Python Package Index (PyPI) temporarily disabled new user sign-up and new uploading on its platform writing, “The volume of malicious users and malicious projects being created on the index in the past week has outpaced our ability to respond to it in a timely fashion, especially with multiple PyPI administrators on leave. While we re-group over the weekend, new user and new project registration is temporarily suspended.” These types of third party supply chain attack vectors are becoming more common among malware campaigns as they give threat actors access to more victims with less work. By attacking a third party site and embedding malicious software in seemingly legitimate code, the actors are able to disseminate malware to would-be victims with less need to launch a full scale campaign. PyPI have not released any specific details regarding this spike in malicious activity, but Computing reported this morning that the organization had restored access to its platform.
UNC3944 uses SIM swapping to gain access to Azure admin accounts.
Researchers at Mandiant have discovered that threat actors gained access to a Microsoft Azure administrator account through an SMS phishing and SIM swapping campaign. The researchers write, “UNC3944 is a financially motivated threat actor which Mandiant has been tracking since May of 2022. Their tactics often include SIM swapping attacks followed by the establishment of persistence using compromised accounts…This threat group heavily relies on email and SMS phishing attacks and have also been observed attempting to phish other users within an organization once they’ve gained access to employee databases.” SIM swapping, as explained by Mozilla’s dist;//ed, is a social engineering technique in which attackers pose as service providers requesting identity verification for sim card activation to gain pin numbers, the last four digits of a social security number, or other sensitive information for identity verification.
CISA adds three Apple vulnerabilities to its Known Exploited Vulnerabilities Catalog.

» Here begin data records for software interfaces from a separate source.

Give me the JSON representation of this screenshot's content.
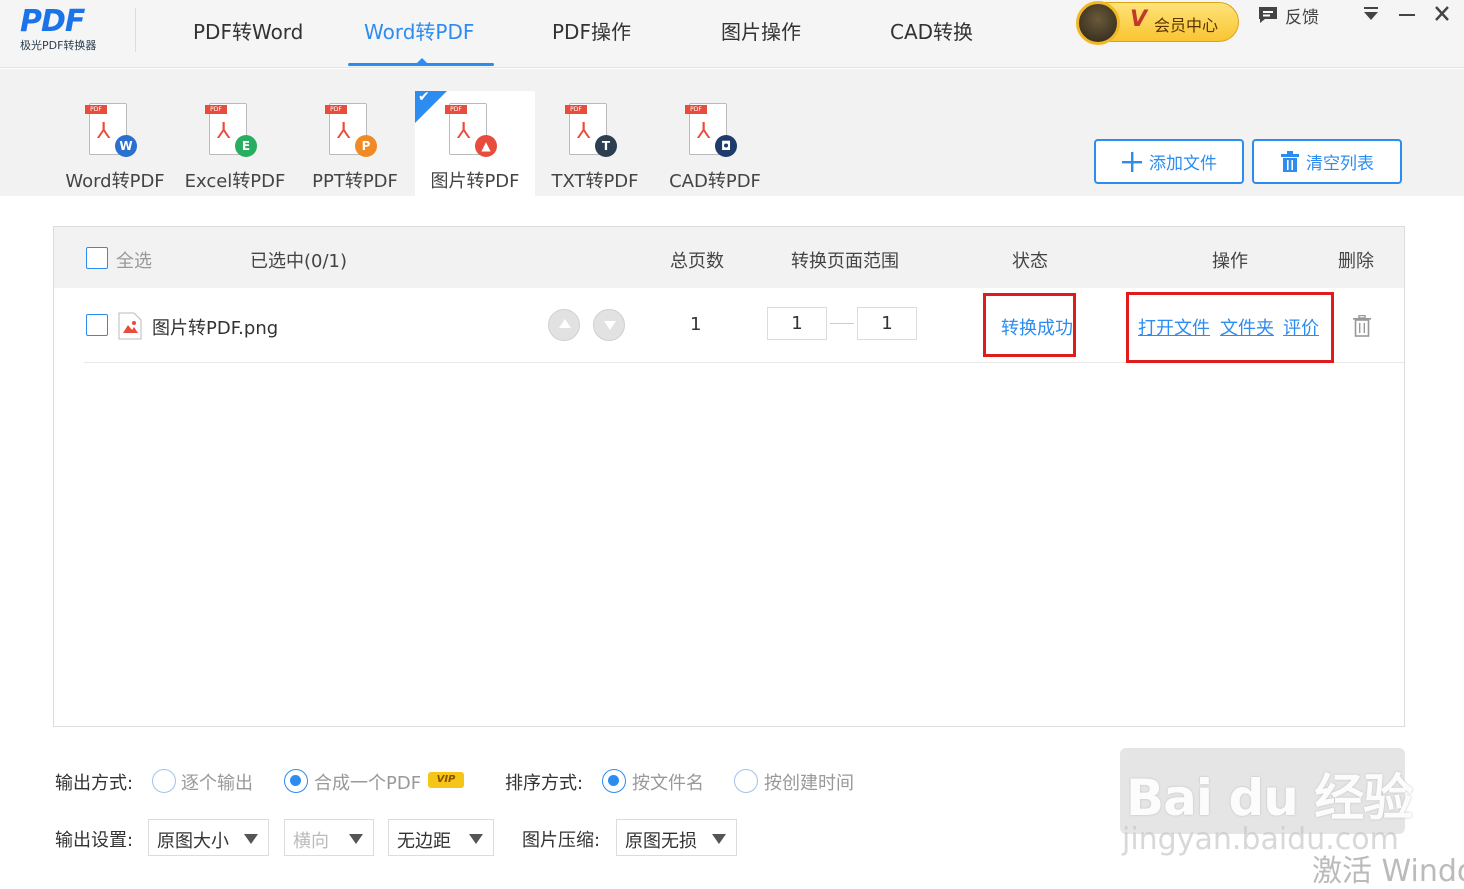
{
  "app": {
    "logo_mark": "PDF",
    "logo_sub": "极光PDF转换器",
    "vip_label": "会员中心",
    "vip_v": "V",
    "feedback_label": "反馈"
  },
  "nav": {
    "tabs": [
      {
        "label": "PDF转Word",
        "active": false
      },
      {
        "label": "Word转PDF",
        "active": true
      },
      {
        "label": "PDF操作",
        "active": false
      },
      {
        "label": "图片操作",
        "active": false
      },
      {
        "label": "CAD转换",
        "active": false
      }
    ]
  },
  "formats": {
    "items": [
      {
        "label": "Word转PDF",
        "badge": "W",
        "badge_color": "#2b6fd1"
      },
      {
        "label": "Excel转PDF",
        "badge": "E",
        "badge_color": "#27ae60"
      },
      {
        "label": "PPT转PDF",
        "badge": "P",
        "badge_color": "#f08a24"
      },
      {
        "label": "图片转PDF",
        "badge": "▲",
        "badge_color": "#e74c3c"
      },
      {
        "label": "TXT转PDF",
        "badge": "T",
        "badge_color": "#2c3e50"
      },
      {
        "label": "CAD转PDF",
        "badge": "◘",
        "badge_color": "#1f3a6b"
      }
    ],
    "selected": "图片转PDF"
  },
  "toolbar": {
    "add_label": "添加文件",
    "clear_label": "清空列表"
  },
  "table": {
    "select_all": "全选",
    "selected_count": "已选中(0/1)",
    "col_pages": "总页数",
    "col_range": "转换页面范围",
    "col_status": "状态",
    "col_actions": "操作",
    "col_delete": "删除",
    "rows": [
      {
        "filename": "图片转PDF.png",
        "pages": "1",
        "range_from": "1",
        "range_to": "1",
        "status": "转换成功",
        "open_file": "打开文件",
        "folder": "文件夹",
        "rate": "评价"
      }
    ]
  },
  "options": {
    "output_mode_label": "输出方式:",
    "output_each": "逐个输出",
    "output_merge": "合成一个PDF",
    "vip_badge": "VIP",
    "sort_label": "排序方式:",
    "sort_by_name": "按文件名",
    "sort_by_time": "按创建时间",
    "output_settings_label": "输出设置:",
    "size_value": "原图大小",
    "orientation_value": "横向",
    "margin_value": "无边距",
    "compress_label": "图片压缩:",
    "compress_value": "原图无损"
  },
  "overlay": {
    "watermark_text": "Bai du 经验",
    "watermark_url": "jingyan.baidu.com",
    "activate_text": "激活 Windo"
  },
  "colors": {
    "accent": "#2d8cf0",
    "highlight_box": "#e01b1b"
  }
}
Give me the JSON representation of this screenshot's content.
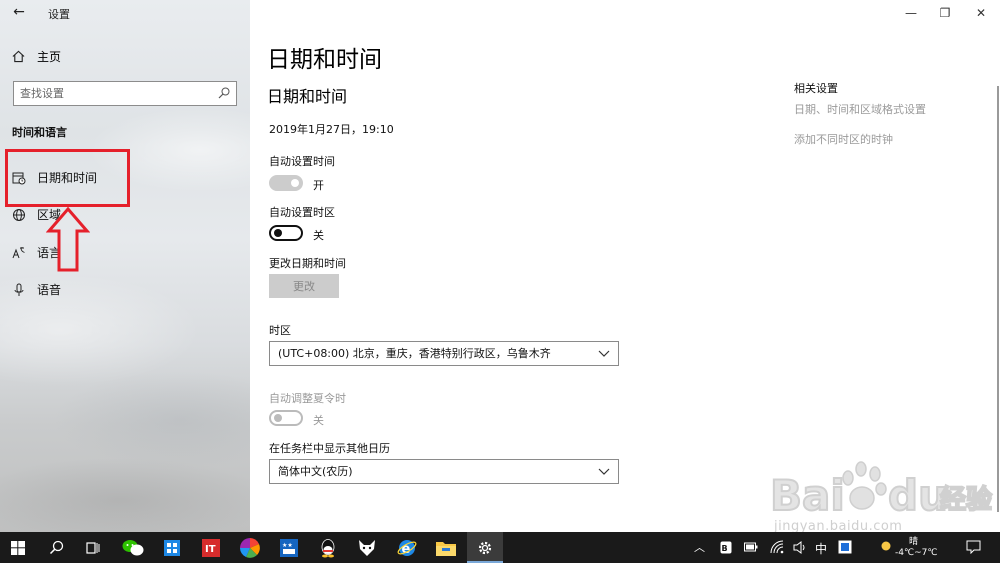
{
  "window": {
    "title": "设置",
    "back_icon": "back-arrow-icon",
    "controls": {
      "minimize": "—",
      "restore": "❐",
      "close": "✕"
    }
  },
  "sidebar": {
    "home_label": "主页",
    "search_placeholder": "查找设置",
    "section_label": "时间和语言",
    "items": [
      {
        "label": "日期和时间",
        "icon": "calendar-clock-icon"
      },
      {
        "label": "区域",
        "icon": "globe-icon"
      },
      {
        "label": "语言",
        "icon": "language-icon"
      },
      {
        "label": "语音",
        "icon": "microphone-icon"
      }
    ]
  },
  "main": {
    "page_title": "日期和时间",
    "section_title": "日期和时间",
    "current_datetime": "2019年1月27日，19:10",
    "auto_time": {
      "label": "自动设置时间",
      "state_text": "开",
      "on": true
    },
    "auto_timezone": {
      "label": "自动设置时区",
      "state_text": "关",
      "on": false
    },
    "change_datetime": {
      "label": "更改日期和时间",
      "button": "更改"
    },
    "timezone": {
      "label": "时区",
      "value": "(UTC+08:00) 北京，重庆，香港特别行政区，乌鲁木齐"
    },
    "dst": {
      "label": "自动调整夏令时",
      "state_text": "关",
      "on": false
    },
    "calendar": {
      "label": "在任务栏中显示其他日历",
      "value": "简体中文(农历)"
    }
  },
  "related": {
    "title": "相关设置",
    "links": [
      "日期、时间和区域格式设置",
      "添加不同时区的时钟"
    ]
  },
  "watermark": {
    "text": "jingyan.baidu.com",
    "logo": "Bai du 经验"
  },
  "taskbar": {
    "apps": [
      "start-icon",
      "search-icon",
      "task-view-icon",
      "wechat-icon",
      "app-icon",
      "it-app-icon",
      "color-wheel-icon",
      "news-app-icon",
      "qq-icon",
      "fox-app-icon",
      "ie-icon",
      "file-explorer-icon",
      "settings-icon"
    ],
    "tray": {
      "ime": "中",
      "weather_label": "晴",
      "weather_temp": "-4℃~7℃"
    }
  },
  "colors": {
    "highlight_red": "#e5202b",
    "taskbar_bg": "#1a1a1a"
  }
}
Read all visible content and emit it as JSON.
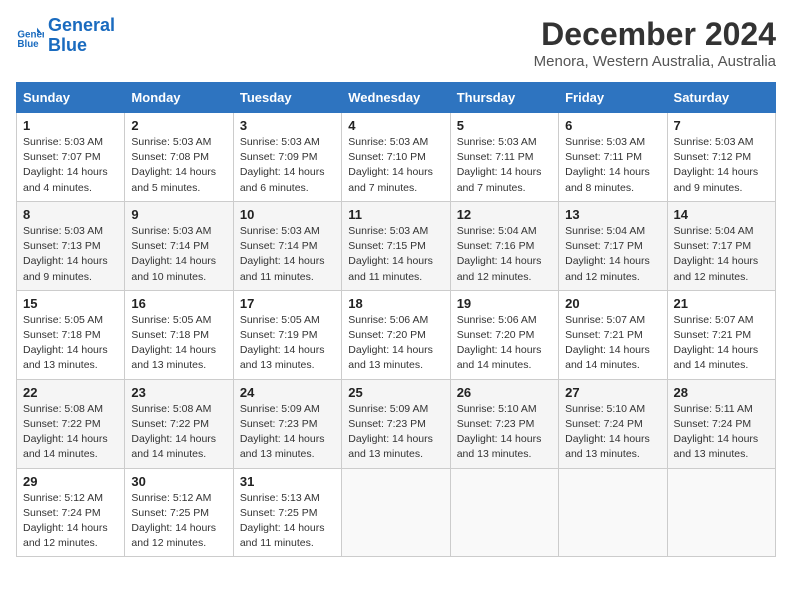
{
  "header": {
    "logo_line1": "General",
    "logo_line2": "Blue",
    "month_year": "December 2024",
    "location": "Menora, Western Australia, Australia"
  },
  "days_of_week": [
    "Sunday",
    "Monday",
    "Tuesday",
    "Wednesday",
    "Thursday",
    "Friday",
    "Saturday"
  ],
  "weeks": [
    [
      {
        "day": "1",
        "sunrise": "5:03 AM",
        "sunset": "7:07 PM",
        "daylight": "14 hours and 4 minutes."
      },
      {
        "day": "2",
        "sunrise": "5:03 AM",
        "sunset": "7:08 PM",
        "daylight": "14 hours and 5 minutes."
      },
      {
        "day": "3",
        "sunrise": "5:03 AM",
        "sunset": "7:09 PM",
        "daylight": "14 hours and 6 minutes."
      },
      {
        "day": "4",
        "sunrise": "5:03 AM",
        "sunset": "7:10 PM",
        "daylight": "14 hours and 7 minutes."
      },
      {
        "day": "5",
        "sunrise": "5:03 AM",
        "sunset": "7:11 PM",
        "daylight": "14 hours and 7 minutes."
      },
      {
        "day": "6",
        "sunrise": "5:03 AM",
        "sunset": "7:11 PM",
        "daylight": "14 hours and 8 minutes."
      },
      {
        "day": "7",
        "sunrise": "5:03 AM",
        "sunset": "7:12 PM",
        "daylight": "14 hours and 9 minutes."
      }
    ],
    [
      {
        "day": "8",
        "sunrise": "5:03 AM",
        "sunset": "7:13 PM",
        "daylight": "14 hours and 9 minutes."
      },
      {
        "day": "9",
        "sunrise": "5:03 AM",
        "sunset": "7:14 PM",
        "daylight": "14 hours and 10 minutes."
      },
      {
        "day": "10",
        "sunrise": "5:03 AM",
        "sunset": "7:14 PM",
        "daylight": "14 hours and 11 minutes."
      },
      {
        "day": "11",
        "sunrise": "5:03 AM",
        "sunset": "7:15 PM",
        "daylight": "14 hours and 11 minutes."
      },
      {
        "day": "12",
        "sunrise": "5:04 AM",
        "sunset": "7:16 PM",
        "daylight": "14 hours and 12 minutes."
      },
      {
        "day": "13",
        "sunrise": "5:04 AM",
        "sunset": "7:17 PM",
        "daylight": "14 hours and 12 minutes."
      },
      {
        "day": "14",
        "sunrise": "5:04 AM",
        "sunset": "7:17 PM",
        "daylight": "14 hours and 12 minutes."
      }
    ],
    [
      {
        "day": "15",
        "sunrise": "5:05 AM",
        "sunset": "7:18 PM",
        "daylight": "14 hours and 13 minutes."
      },
      {
        "day": "16",
        "sunrise": "5:05 AM",
        "sunset": "7:18 PM",
        "daylight": "14 hours and 13 minutes."
      },
      {
        "day": "17",
        "sunrise": "5:05 AM",
        "sunset": "7:19 PM",
        "daylight": "14 hours and 13 minutes."
      },
      {
        "day": "18",
        "sunrise": "5:06 AM",
        "sunset": "7:20 PM",
        "daylight": "14 hours and 13 minutes."
      },
      {
        "day": "19",
        "sunrise": "5:06 AM",
        "sunset": "7:20 PM",
        "daylight": "14 hours and 14 minutes."
      },
      {
        "day": "20",
        "sunrise": "5:07 AM",
        "sunset": "7:21 PM",
        "daylight": "14 hours and 14 minutes."
      },
      {
        "day": "21",
        "sunrise": "5:07 AM",
        "sunset": "7:21 PM",
        "daylight": "14 hours and 14 minutes."
      }
    ],
    [
      {
        "day": "22",
        "sunrise": "5:08 AM",
        "sunset": "7:22 PM",
        "daylight": "14 hours and 14 minutes."
      },
      {
        "day": "23",
        "sunrise": "5:08 AM",
        "sunset": "7:22 PM",
        "daylight": "14 hours and 14 minutes."
      },
      {
        "day": "24",
        "sunrise": "5:09 AM",
        "sunset": "7:23 PM",
        "daylight": "14 hours and 13 minutes."
      },
      {
        "day": "25",
        "sunrise": "5:09 AM",
        "sunset": "7:23 PM",
        "daylight": "14 hours and 13 minutes."
      },
      {
        "day": "26",
        "sunrise": "5:10 AM",
        "sunset": "7:23 PM",
        "daylight": "14 hours and 13 minutes."
      },
      {
        "day": "27",
        "sunrise": "5:10 AM",
        "sunset": "7:24 PM",
        "daylight": "14 hours and 13 minutes."
      },
      {
        "day": "28",
        "sunrise": "5:11 AM",
        "sunset": "7:24 PM",
        "daylight": "14 hours and 13 minutes."
      }
    ],
    [
      {
        "day": "29",
        "sunrise": "5:12 AM",
        "sunset": "7:24 PM",
        "daylight": "14 hours and 12 minutes."
      },
      {
        "day": "30",
        "sunrise": "5:12 AM",
        "sunset": "7:25 PM",
        "daylight": "14 hours and 12 minutes."
      },
      {
        "day": "31",
        "sunrise": "5:13 AM",
        "sunset": "7:25 PM",
        "daylight": "14 hours and 11 minutes."
      },
      null,
      null,
      null,
      null
    ]
  ],
  "labels": {
    "sunrise": "Sunrise:",
    "sunset": "Sunset:",
    "daylight": "Daylight:"
  }
}
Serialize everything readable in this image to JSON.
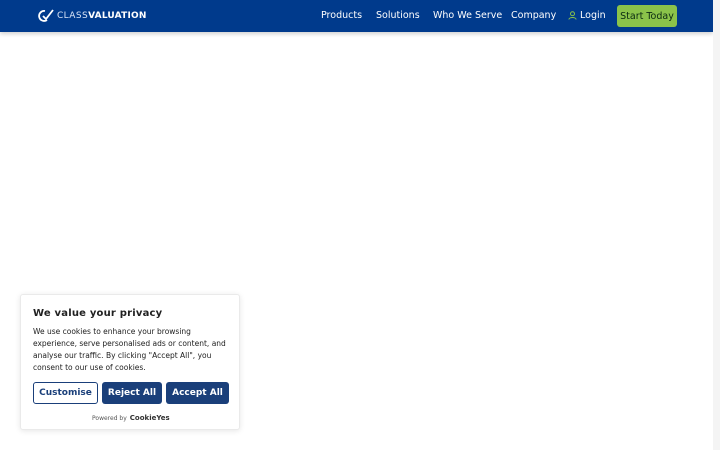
{
  "header": {
    "logo": {
      "light": "CLASS",
      "bold": "VALUATION",
      "icon": "class-valuation-logo-icon"
    },
    "nav": [
      {
        "label": "Products"
      },
      {
        "label": "Solutions"
      },
      {
        "label": "Who We Serve"
      },
      {
        "label": "Company"
      }
    ],
    "login": {
      "label": "Login",
      "icon": "user-icon"
    },
    "cta": {
      "label": "Start Today"
    }
  },
  "cookie_banner": {
    "title": "We value your privacy",
    "body": "We use cookies to enhance your browsing experience, serve personalised ads or content, and analyse our traffic. By clicking \"Accept All\", you consent to our use of cookies.",
    "customise_label": "Customise",
    "reject_label": "Reject All",
    "accept_label": "Accept All",
    "powered_by": "Powered by",
    "powered_brand": "CookieYes"
  },
  "colors": {
    "header_bg": "#003a8c",
    "cta_bg": "#8bc34a",
    "cookie_button": "#1a3f7a"
  }
}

CISA, the US Cybersecurity and Infrastructure Security Agency, yesterday added three entries to its Known Exploited Vulnerabilities Catalog. As usual, inclusion in the Catalog is "based on evidence of active exploitation." The three vulnerabilities, all in Apple products, are:
- CVE-2023-32409 Apple Multiple Products WebKit Sandbox Escape Vulnerability
- CVE-2023-28204 Apple Multiple Products WebKit Out-of-Bounds Read Vulnerability
- CVE-2023-32373 Apple Multiple Products WebKit Use-After-Free Vulnerability
Under Binding Operational Directive (BOD) 22-01, US Federal Executive civilian agencies have until June 12th to check their systems and, as usual,"apply updates per vendor instructions." CRN reports that the affected systems include versions of iPhone back to the iPhone 6S, Macs that running macOS Big Sur, Monterey, and Ventura; and several iPad models. Apple, which patched the products last Thursday, has a complete rundown of the products susceptible to exploitation.